Citation: Chen Z, Mo J, Xu J, Dai L, Cheng A, Yalkun G, Wang A, Meng X, Li H and Wang Y (2020) Effect of Low Diastolic Blood Pressure to Cardiovascular Risk in Patients With Ischemic Stroke or Transient Ischemic Attacks Under Different Systolic Blood Pressure Levels. Front. Neurol. 11:356. doi: 10.3389/fneur.2020.00356
Received: 11 October 2019; Accepted: 14 April 2020;
Published: 27 May 2020.
Edited by:Ayrton R. Massaro, Hospital Sírio-Libanês, Brazil
Reviewed by:Maurice Giroud, Centre Hospitalier Regional Universitaire De Dijon, France
Giulio Francesco Romiti, Sapienza University of Rome, Italy
Copyright © 2020 Chen, Mo, Xu, Dai, Cheng, Yalkun, Wang, Meng, Li and Wang. This is an open-access article distributed under the terms of the Creative Commons Attribution License (CC BY). The use, distribution or reproduction in other forums is permitted, provided the original author(s) and the copyright owner(s) are credited and that the original publication in this journal is cited, in accordance with accepted academic practice.
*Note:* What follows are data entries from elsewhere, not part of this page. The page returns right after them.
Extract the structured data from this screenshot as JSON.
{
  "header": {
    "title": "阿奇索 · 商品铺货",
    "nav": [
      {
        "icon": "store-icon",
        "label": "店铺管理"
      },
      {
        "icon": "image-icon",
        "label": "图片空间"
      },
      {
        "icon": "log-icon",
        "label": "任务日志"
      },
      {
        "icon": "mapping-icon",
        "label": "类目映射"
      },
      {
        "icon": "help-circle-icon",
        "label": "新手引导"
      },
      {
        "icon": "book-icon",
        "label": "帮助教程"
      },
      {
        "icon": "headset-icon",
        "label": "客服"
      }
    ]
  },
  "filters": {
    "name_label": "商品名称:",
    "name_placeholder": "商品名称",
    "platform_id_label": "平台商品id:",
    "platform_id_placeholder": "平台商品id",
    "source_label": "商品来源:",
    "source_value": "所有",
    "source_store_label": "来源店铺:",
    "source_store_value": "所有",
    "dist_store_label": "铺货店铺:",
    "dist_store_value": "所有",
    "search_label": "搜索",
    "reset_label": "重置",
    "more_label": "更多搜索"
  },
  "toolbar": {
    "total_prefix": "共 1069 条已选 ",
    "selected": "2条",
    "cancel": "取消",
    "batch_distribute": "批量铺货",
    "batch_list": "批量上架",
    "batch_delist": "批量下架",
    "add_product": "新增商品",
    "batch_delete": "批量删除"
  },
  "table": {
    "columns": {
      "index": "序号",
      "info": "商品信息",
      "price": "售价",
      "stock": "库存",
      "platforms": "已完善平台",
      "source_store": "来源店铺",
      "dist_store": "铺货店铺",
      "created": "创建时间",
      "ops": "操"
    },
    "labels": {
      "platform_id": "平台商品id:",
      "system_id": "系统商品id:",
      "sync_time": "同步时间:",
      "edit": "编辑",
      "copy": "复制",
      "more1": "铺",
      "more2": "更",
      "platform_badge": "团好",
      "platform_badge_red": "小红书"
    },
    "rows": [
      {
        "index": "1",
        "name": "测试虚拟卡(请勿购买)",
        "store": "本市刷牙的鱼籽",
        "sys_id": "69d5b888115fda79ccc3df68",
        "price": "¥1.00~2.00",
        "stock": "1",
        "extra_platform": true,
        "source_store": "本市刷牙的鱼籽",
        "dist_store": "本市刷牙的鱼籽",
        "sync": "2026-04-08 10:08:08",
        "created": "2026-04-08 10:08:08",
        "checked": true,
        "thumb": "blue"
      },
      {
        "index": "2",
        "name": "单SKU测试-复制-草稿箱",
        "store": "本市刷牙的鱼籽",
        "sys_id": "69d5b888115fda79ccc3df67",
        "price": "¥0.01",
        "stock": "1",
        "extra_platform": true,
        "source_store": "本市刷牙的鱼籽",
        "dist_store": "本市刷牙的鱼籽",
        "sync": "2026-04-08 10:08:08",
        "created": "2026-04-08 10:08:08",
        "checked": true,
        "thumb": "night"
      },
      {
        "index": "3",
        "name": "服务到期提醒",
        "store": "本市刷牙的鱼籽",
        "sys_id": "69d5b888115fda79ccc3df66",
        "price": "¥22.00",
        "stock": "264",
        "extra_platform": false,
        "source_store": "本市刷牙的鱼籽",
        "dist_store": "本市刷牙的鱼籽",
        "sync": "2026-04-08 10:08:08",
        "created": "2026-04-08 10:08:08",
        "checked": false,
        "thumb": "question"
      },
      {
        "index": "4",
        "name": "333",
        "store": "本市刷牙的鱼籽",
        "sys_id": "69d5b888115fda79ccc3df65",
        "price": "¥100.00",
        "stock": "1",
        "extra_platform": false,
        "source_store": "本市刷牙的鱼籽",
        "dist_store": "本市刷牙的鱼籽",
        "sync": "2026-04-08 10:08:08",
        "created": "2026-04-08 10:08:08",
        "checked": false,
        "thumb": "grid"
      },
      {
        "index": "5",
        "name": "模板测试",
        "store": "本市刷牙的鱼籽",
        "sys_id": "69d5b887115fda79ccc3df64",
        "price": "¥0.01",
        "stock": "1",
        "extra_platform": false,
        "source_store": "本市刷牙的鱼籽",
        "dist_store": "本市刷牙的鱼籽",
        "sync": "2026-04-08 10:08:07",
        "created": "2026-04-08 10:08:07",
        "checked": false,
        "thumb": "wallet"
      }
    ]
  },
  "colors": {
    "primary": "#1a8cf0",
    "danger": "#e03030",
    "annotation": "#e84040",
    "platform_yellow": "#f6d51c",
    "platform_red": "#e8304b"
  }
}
No use, distribution or reproduction is permitted which does not comply with these terms.
*Correspondence: Yongjun Wang, firstname.lastname@example.org
†These authors have contributed equally to this work